My eldest daughter Mary Beth and her husband Larry had a cat named Barney, who had a dark and resentful personality. Larry loved Barney and allowed him free roam of their upscale Santa Barbara, California, home. Mary Beth did not love Barney and restricted his movement. Thus Mary Beth and Barney labored through 17 years of tempered hostility.
Shortly after his 17th birthday Barney became ill. Stoically he went to a dark corner of the home’s lower level, away from the light and breeze for the sole purpose of dying, peacefully. Mary Beth was comfortable with Barney’s choice. But Larry was not. He insisted they retrieve Barney from his deathbed, transport him to a doctor of veterinary medicine and interrupt the dying process through medical technology.

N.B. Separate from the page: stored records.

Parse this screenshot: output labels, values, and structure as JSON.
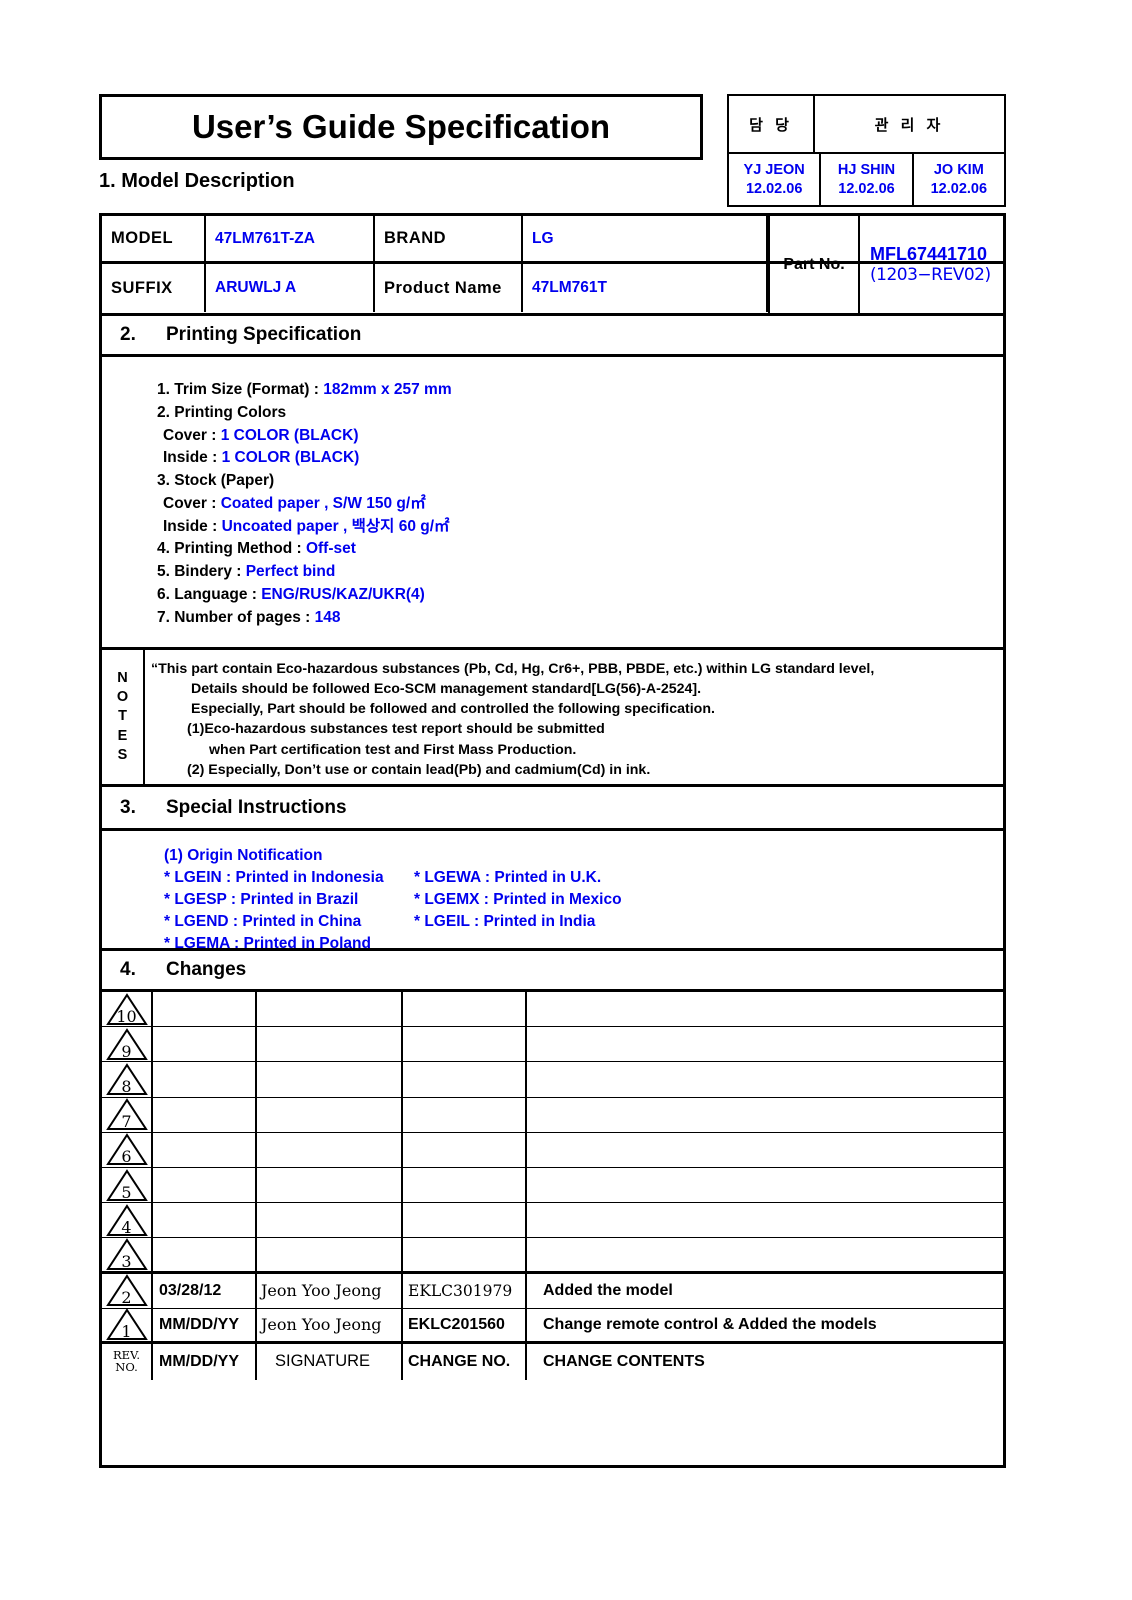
{
  "document": {
    "title": "User’s Guide Specification"
  },
  "approval": {
    "columns": [
      {
        "header": "담 당"
      },
      {
        "header": "관 리 자"
      }
    ],
    "signers": [
      {
        "name": "YJ JEON",
        "date": "12.02.06"
      },
      {
        "name": "HJ SHIN",
        "date": "12.02.06"
      },
      {
        "name": "JO KIM",
        "date": "12.02.06"
      }
    ],
    "accent_color": "#0000ee"
  },
  "section1": {
    "heading": "1. Model Description",
    "fields": {
      "model_label": "MODEL",
      "model_value": "47LM761T-ZA",
      "brand_label": "BRAND",
      "brand_value": "LG",
      "suffix_label": "SUFFIX",
      "suffix_value": "ARUWLJ A",
      "product_name_label": "Product Name",
      "product_name_value": "47LM761T",
      "part_no_label": "Part No.",
      "part_no_value": "MFL67441710",
      "part_no_revision": "(1203−REV02)"
    }
  },
  "section2": {
    "number": "2.",
    "heading": "Printing Specification",
    "items": [
      {
        "key": "1. Trim Size (Format) : ",
        "value": "182mm x 257 mm",
        "indent": false
      },
      {
        "key": "2. Printing Colors",
        "value": "",
        "indent": false
      },
      {
        "key": "Cover : ",
        "value": "1 COLOR (BLACK)",
        "indent": true
      },
      {
        "key": "Inside : ",
        "value": "1 COLOR (BLACK)",
        "indent": true
      },
      {
        "key": "3. Stock (Paper)",
        "value": "",
        "indent": false
      },
      {
        "key": "Cover : ",
        "value": "Coated paper , S/W 150 g/㎡",
        "indent": true
      },
      {
        "key": "Inside : ",
        "value": "Uncoated paper , 백상지 60 g/㎡",
        "indent": true
      },
      {
        "key": "4. Printing Method : ",
        "value": "Off-set",
        "indent": false
      },
      {
        "key": "5. Bindery  : ",
        "value": "Perfect bind",
        "indent": false
      },
      {
        "key": "6. Language : ",
        "value": "ENG/RUS/KAZ/UKR(4)",
        "indent": false
      },
      {
        "key": "7. Number of pages : ",
        "value": "148",
        "indent": false
      }
    ]
  },
  "notes": {
    "label_letters": [
      "N",
      "O",
      "T",
      "E",
      "S"
    ],
    "lines": [
      {
        "text": "“This part contain Eco-hazardous substances (Pb, Cd, Hg, Cr6+, PBB, PBDE, etc.) within LG standard level,",
        "indent": 0
      },
      {
        "text": "Details should be followed Eco-SCM management standard[LG(56)-A-2524].",
        "indent": 1
      },
      {
        "text": "Especially, Part should be followed and controlled the following specification.",
        "indent": 1
      },
      {
        "text": "(1)Eco-hazardous substances test report should be submitted",
        "indent": 2
      },
      {
        "text": "when  Part certification test and First Mass Production.",
        "indent": 3
      },
      {
        "text": "(2) Especially, Don’t use or contain lead(Pb) and cadmium(Cd) in ink.",
        "indent": 2
      }
    ]
  },
  "section3": {
    "number": "3.",
    "heading": "Special Instructions",
    "subheading": "(1) Origin Notification",
    "origins": [
      {
        "left": "* LGEIN : Printed in Indonesia",
        "right": "* LGEWA : Printed in U.K."
      },
      {
        "left": "* LGESP : Printed in Brazil",
        "right": "* LGEMX : Printed in Mexico"
      },
      {
        "left": "* LGEND : Printed in China",
        "right": " * LGEIL : Printed in India"
      },
      {
        "left": "* LGEMA : Printed in Poland",
        "right": ""
      }
    ]
  },
  "section4": {
    "number": "4.",
    "heading": "Changes",
    "rows": [
      {
        "rev": "10",
        "date": "",
        "signature": "",
        "change_no": "",
        "contents": ""
      },
      {
        "rev": "9",
        "date": "",
        "signature": "",
        "change_no": "",
        "contents": ""
      },
      {
        "rev": "8",
        "date": "",
        "signature": "",
        "change_no": "",
        "contents": ""
      },
      {
        "rev": "7",
        "date": "",
        "signature": "",
        "change_no": "",
        "contents": ""
      },
      {
        "rev": "6",
        "date": "",
        "signature": "",
        "change_no": "",
        "contents": ""
      },
      {
        "rev": "5",
        "date": "",
        "signature": "",
        "change_no": "",
        "contents": ""
      },
      {
        "rev": "4",
        "date": "",
        "signature": "",
        "change_no": "",
        "contents": ""
      },
      {
        "rev": "3",
        "date": "",
        "signature": "",
        "change_no": "",
        "contents": ""
      },
      {
        "rev": "2",
        "date": "03/28/12",
        "signature": "Jeon Yoo Jeong",
        "change_no": "EKLC301979",
        "contents": "Added the model"
      },
      {
        "rev": "1",
        "date": "MM/DD/YY",
        "signature": "Jeon Yoo Jeong",
        "change_no": "EKLC201560",
        "contents": "Change remote control & Added the models"
      }
    ],
    "header": {
      "rev_no_line1": "REV.",
      "rev_no_line2": "NO.",
      "date": "MM/DD/YY",
      "signature": "SIGNATURE",
      "change_no": "CHANGE NO.",
      "contents": "CHANGE   CONTENTS"
    }
  }
}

Catheters, transfusions, and $1,300 were employed to deprive Barney from a natural departure from the California sunshine. He died eight days later than he otherwise would have. In retrospect, Mary Beth contends, Barney should have been left alone; nature would have delivered death through a prolonged sleep.

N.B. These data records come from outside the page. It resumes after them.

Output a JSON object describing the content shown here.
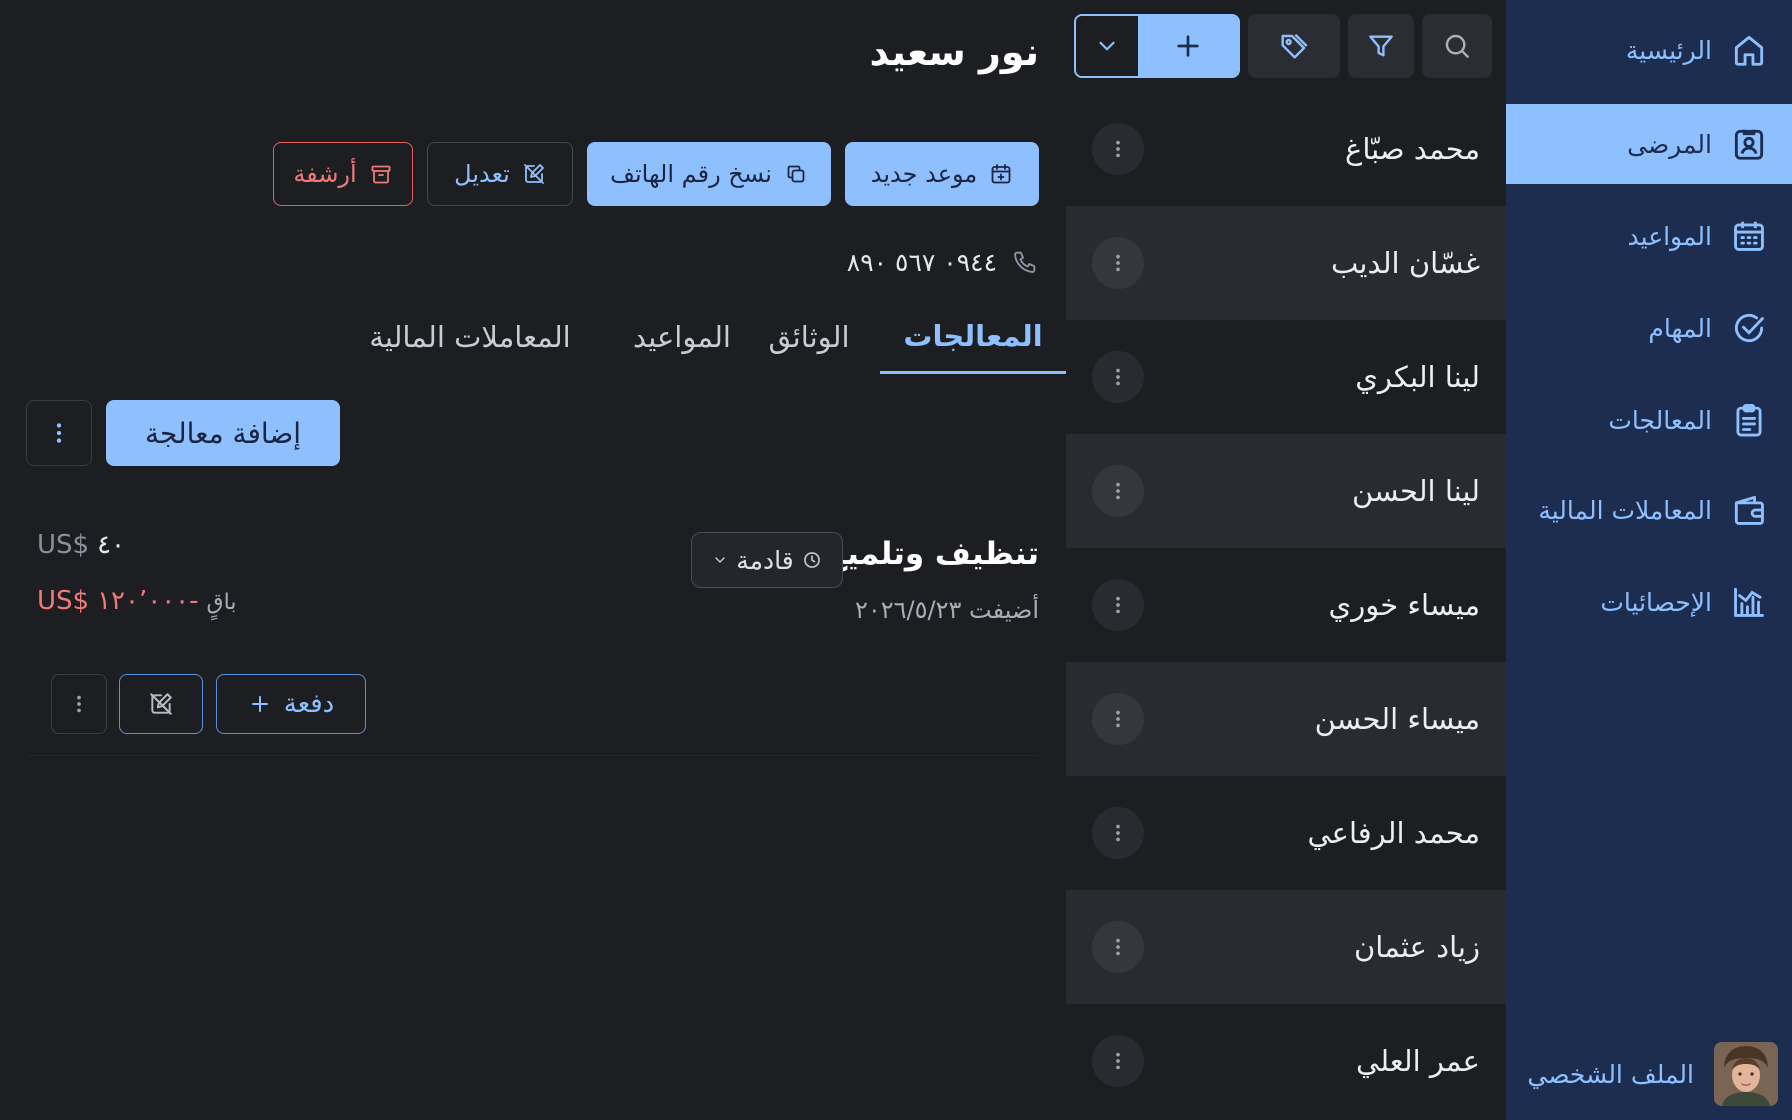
{
  "sidebar": {
    "items": [
      {
        "label": "الرئيسية",
        "icon": "home-icon"
      },
      {
        "label": "المرضى",
        "icon": "patient-id-icon",
        "active": true
      },
      {
        "label": "المواعيد",
        "icon": "calendar-icon"
      },
      {
        "label": "المهام",
        "icon": "check-circle-icon"
      },
      {
        "label": "المعالجات",
        "icon": "clipboard-icon"
      },
      {
        "label": "المعاملات المالية",
        "icon": "wallet-icon"
      },
      {
        "label": "الإحصائيات",
        "icon": "bar-chart-icon"
      }
    ],
    "profile_label": "الملف الشخصي"
  },
  "patients": [
    "محمد صبّاغ",
    "غسّان الديب",
    "لينا البكري",
    "لينا الحسن",
    "ميساء خوري",
    "ميساء الحسن",
    "محمد الرفاعي",
    "زياد عثمان",
    "عمر العلي"
  ],
  "patient": {
    "name": "نور سعيد",
    "phone": "٠٩٤٤ ٥٦٧ ٨٩٠"
  },
  "actions": {
    "new_appointment": "موعد جديد",
    "copy_phone": "نسخ رقم الهاتف",
    "edit": "تعديل",
    "archive": "أرشفة"
  },
  "tabs": [
    "المعالجات",
    "الوثائق",
    "المواعيد",
    "المعاملات المالية"
  ],
  "add_treatment_label": "إضافة معالجة",
  "treatment": {
    "name": "تنظيف وتلميع",
    "status": "قادمة",
    "added": "أضيفت ٢٠٢٦/٥/٢٣",
    "price": "٤٠",
    "currency": "$US",
    "remaining_label": "باقٍ",
    "remaining": "-١٢٠٬٠٠٠",
    "pay_label": "دفعة"
  },
  "colors": {
    "accent": "#8ec0ff",
    "sidebar_bg": "#1d2d50",
    "danger": "#f07a7a",
    "background": "#1d1e22"
  }
}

Barney’s fate is one that is visited upon tens of thousands of people each day in contemporary America as we deliver our loved ones to hospital intensive care units, where they are pulled from underneath death’s corner by oxygen concentrators, artificial nutrition and hydration, respirators, dialysis machines, drugs and such. Life is extended, often for only days or weeks.
And when it’s over - after scores of needle pricks, IV insertions, suctioning, and blood infusions delivered by scores of licensed clinicians of various types, and after death finally prevails - loved ones most often wish they would have halted the technology sooner. I had the opportunity to admit my beloved wife of 44 years to an intensive care unit last week. The care was efficient and effective. Like Barney, she was retrieved from death.

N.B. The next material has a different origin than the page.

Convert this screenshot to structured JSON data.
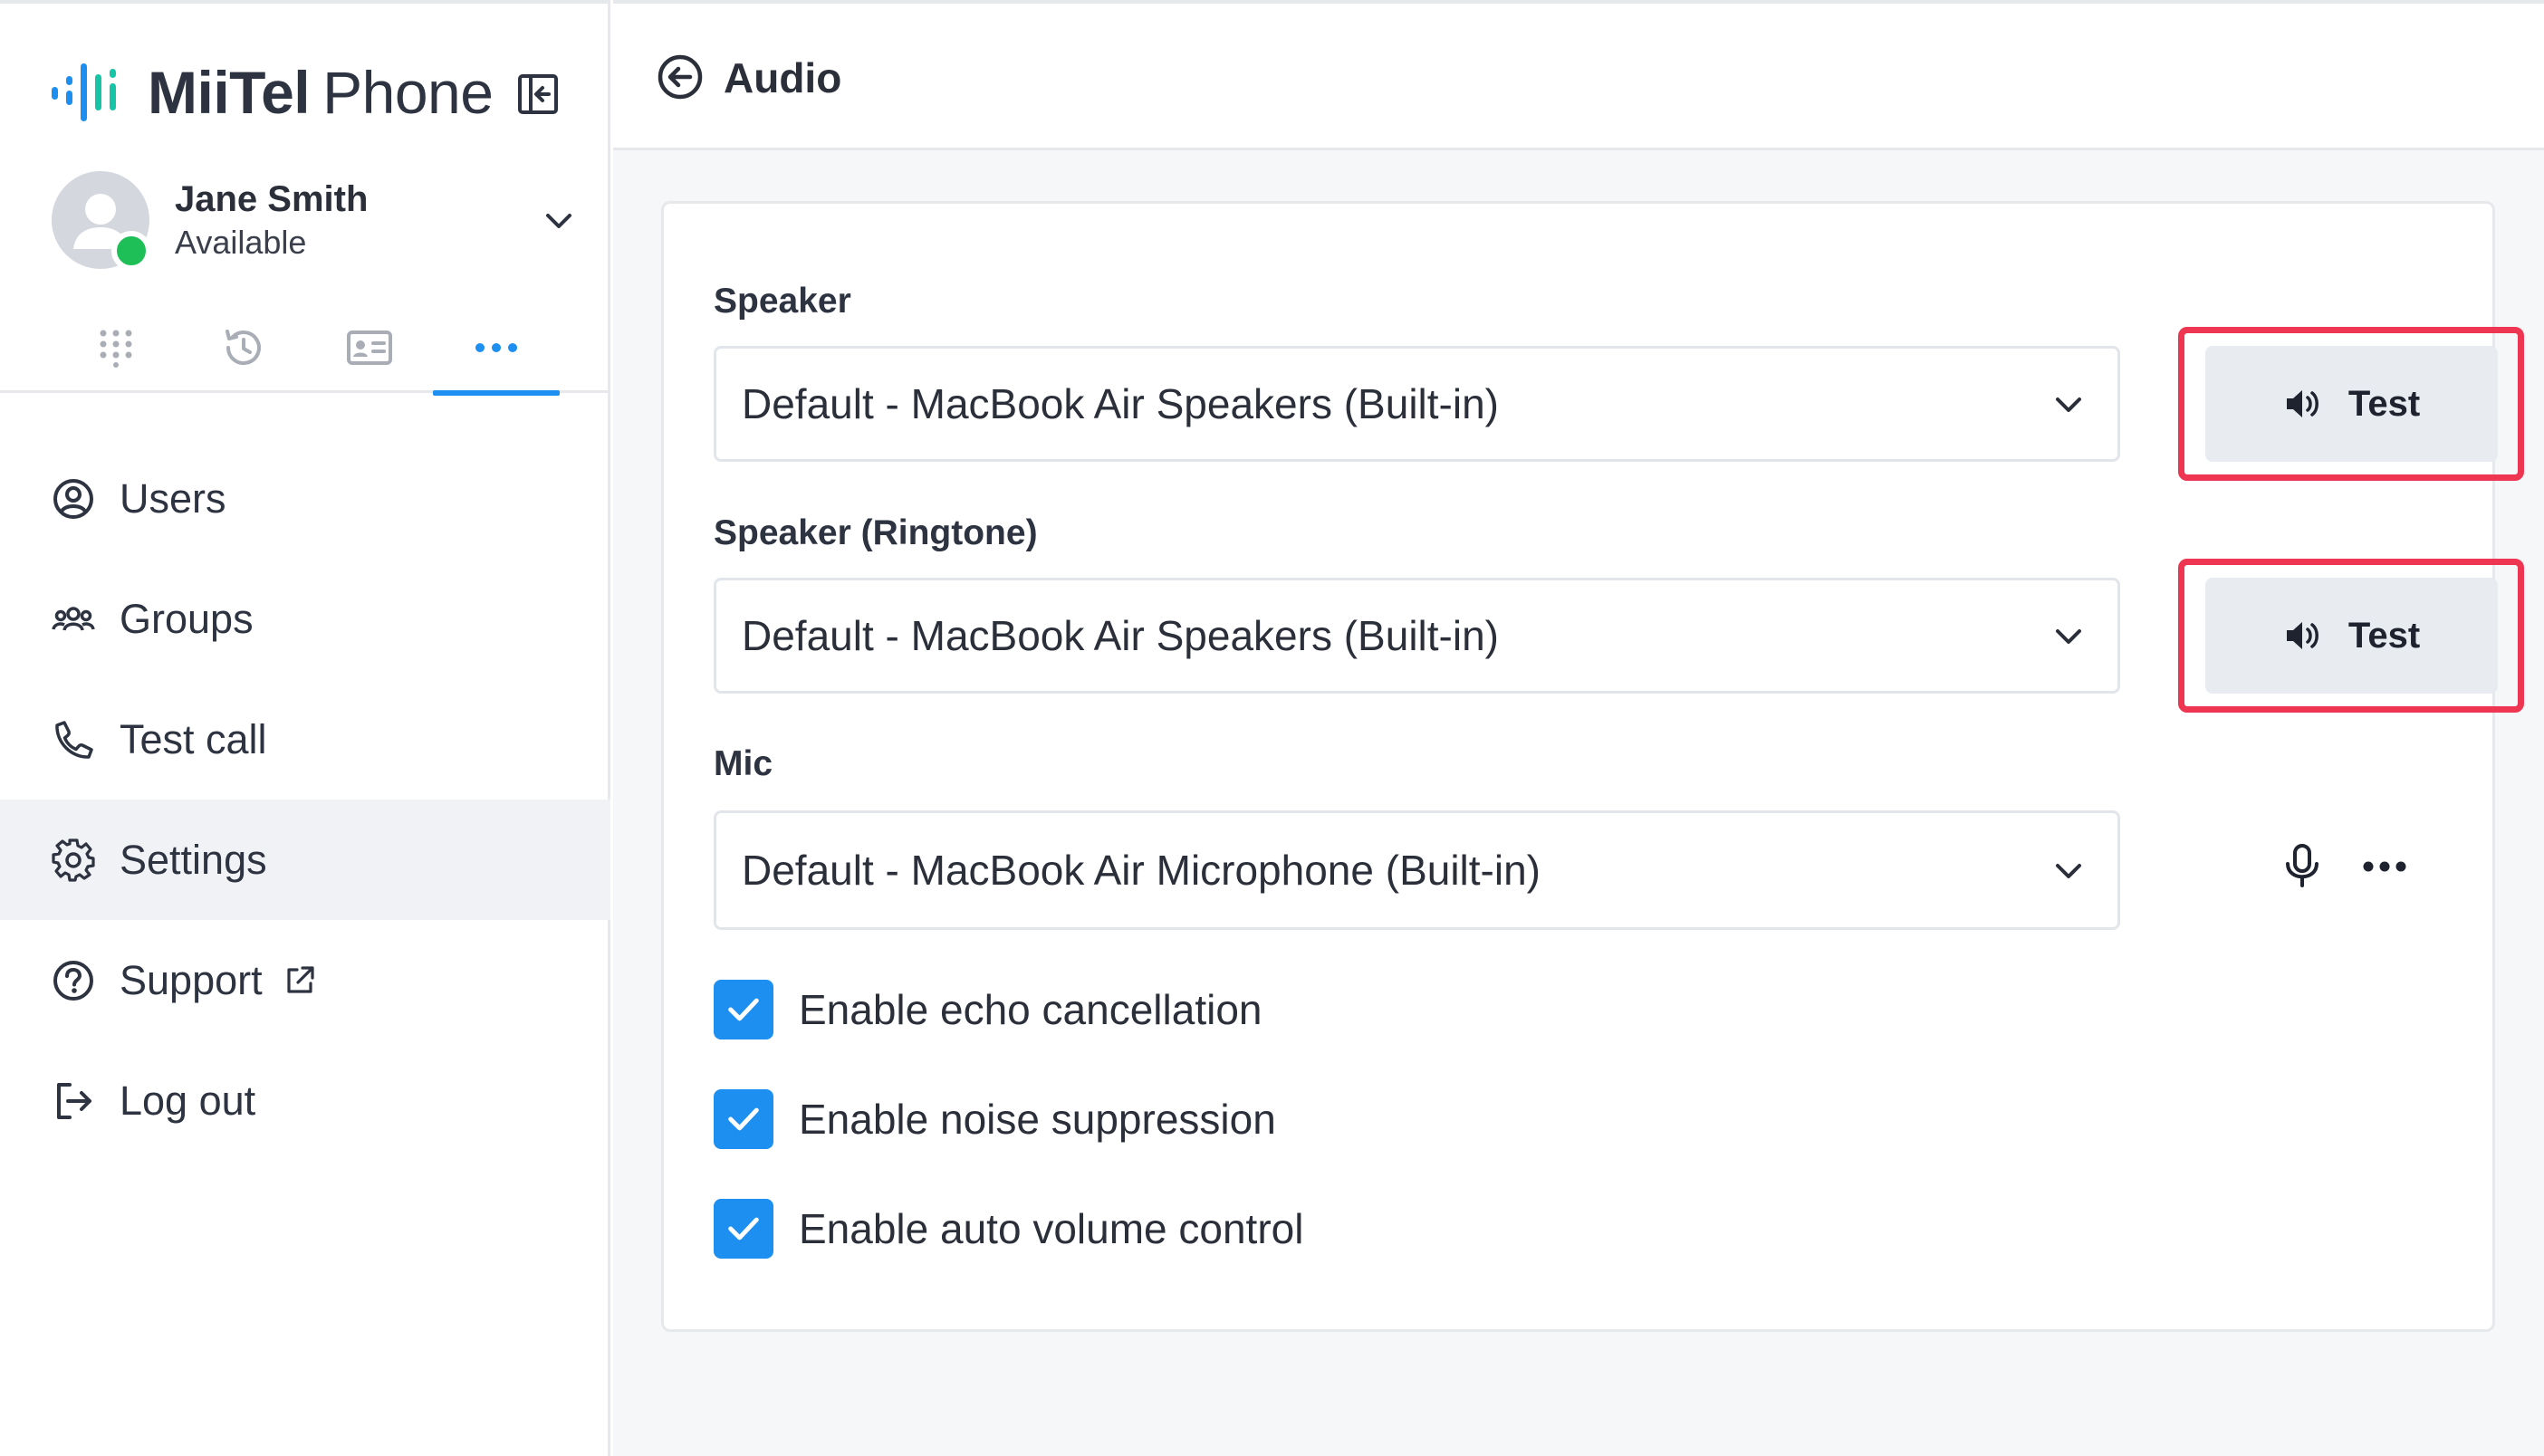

Four days later the assault of the machines became intolerable and she instructed that ‘no code” be entered onto her medical chart. She had acute renal failure, the byproduct of a 10-year struggle with diabetes. Continued dialysis would have required permanent nursing home care. She opted for home hospice.
“How much time do I have left?” she asked. I told her one doctor estimated two-to-three days; a second doctor forecasted 10 to 14 days. She died seven days later, at home, with dignity, in the presence of our seven children and me. She was 64.
(Pro bono information and advice is available to persons 55 and older through the USD Senior Legal Helpline, 1-800-747-1895; firstname.lastname@example.org. Opinions are those of solely those of Professor Myers and not the University).